I agree with Kapur when she says that the capacious categories of sexual misconduct, of native oppressors, drive for incarceration, all need semantic, political and feminist correction. I agree with her when she says, women’s human rights advocacy has come to operate as a tool for disciplining and intensifying the surveillance of women’s sexual conduct and strengthening the security apparatus of the state. I also agree that “governance feminism” approach converges with the contemporary script of neoliberal governmentality and the increasing ‘economisation’ of political life.
But for me the pedantic question is this: how does Mahayana Buddhism’s negation of causality, Advaita’s search for the illusory in one’s own experience, lending metaphysical equivalence to all forms of subjectivity become more than a source of personal redemption? How do they become more than pathways to metaphysical salvation? How do they become alternative registers for the project of social justice?
Second: It is true that rights may not serve as a tool or telos for justice. Yet, one can make a case that each cluster of rights be evaluated on its own terms for each of them is internally complex with a broad and variable set of criteria. For example, farmers’ rights in India have been totally ineffective in bringing succour to distressed farmers, as unabated farmer’s suicides testify. But forest rights, in another instance, contaminate the practice of liberal jurisprudence with idioms and ethos that are local, indigenous and collective. Particular rights regimes have their own internal dispensations, assumptions, and expressions, and need to be interrogated in terms of their own particular discursive and jurisdictional settings.

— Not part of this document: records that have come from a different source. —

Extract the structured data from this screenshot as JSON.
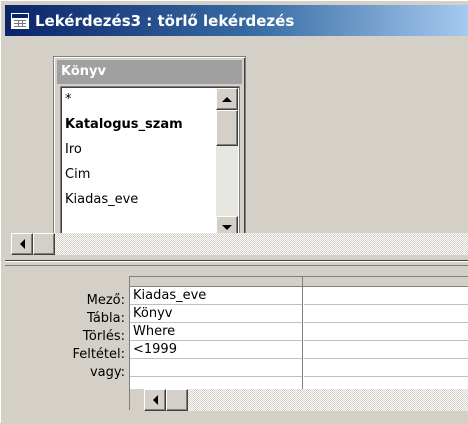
{
  "window": {
    "title": "Lekérdezés3 : törlő lekérdezés"
  },
  "table_box": {
    "title": "Könyv",
    "fields": [
      {
        "label": "*",
        "bold": false
      },
      {
        "label": "Katalogus_szam",
        "bold": true
      },
      {
        "label": "Iro",
        "bold": false
      },
      {
        "label": "Cim",
        "bold": false
      },
      {
        "label": "Kiadas_eve",
        "bold": false
      }
    ]
  },
  "grid": {
    "row_labels": {
      "field": "Mező:",
      "table": "Tábla:",
      "delete": "Törlés:",
      "criteria": "Feltétel:",
      "or": "vagy:"
    },
    "columns": [
      {
        "field": "Kiadas_eve",
        "table": "Könyv",
        "delete": "Where",
        "criteria": "<1999",
        "or": ""
      },
      {
        "field": "",
        "table": "",
        "delete": "",
        "criteria": "",
        "or": ""
      }
    ]
  },
  "icons": {
    "window_icon": "query-window-icon",
    "scroll_up": "scroll-up-arrow-icon",
    "scroll_down": "scroll-down-arrow-icon",
    "scroll_left": "scroll-left-arrow-icon"
  },
  "colors": {
    "title_bar_start": "#0a246a",
    "title_bar_end": "#a6caf0",
    "table_title_bg": "#a0a0a0",
    "face": "#d4d0c8"
  }
}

Rights ambition should be made a malleable one. It should be malleable enough to admit other ways of being, different kinds of personhoods and peoplehoods. Kapur’s project both adheres and departs from this proposition. Adheres because she too is proposing that cognisance of alternative registers will only help enrich the prospects of human rights. And departs because she loads the HR project with an ambition that is much larger—as a vector for emancipation. Kapur’s scepticism and her critique of the HR project stems from reading human rights as a project for freedom. Rights ambition is an easy stance to adopt but a difficult one to practice, and even minimalist ambitions can be misplaced. The burden of ‘freedom’ is a burden so extensive, so thick with idealisation, so replete with symbolic resonance that human rights will always fail to match up.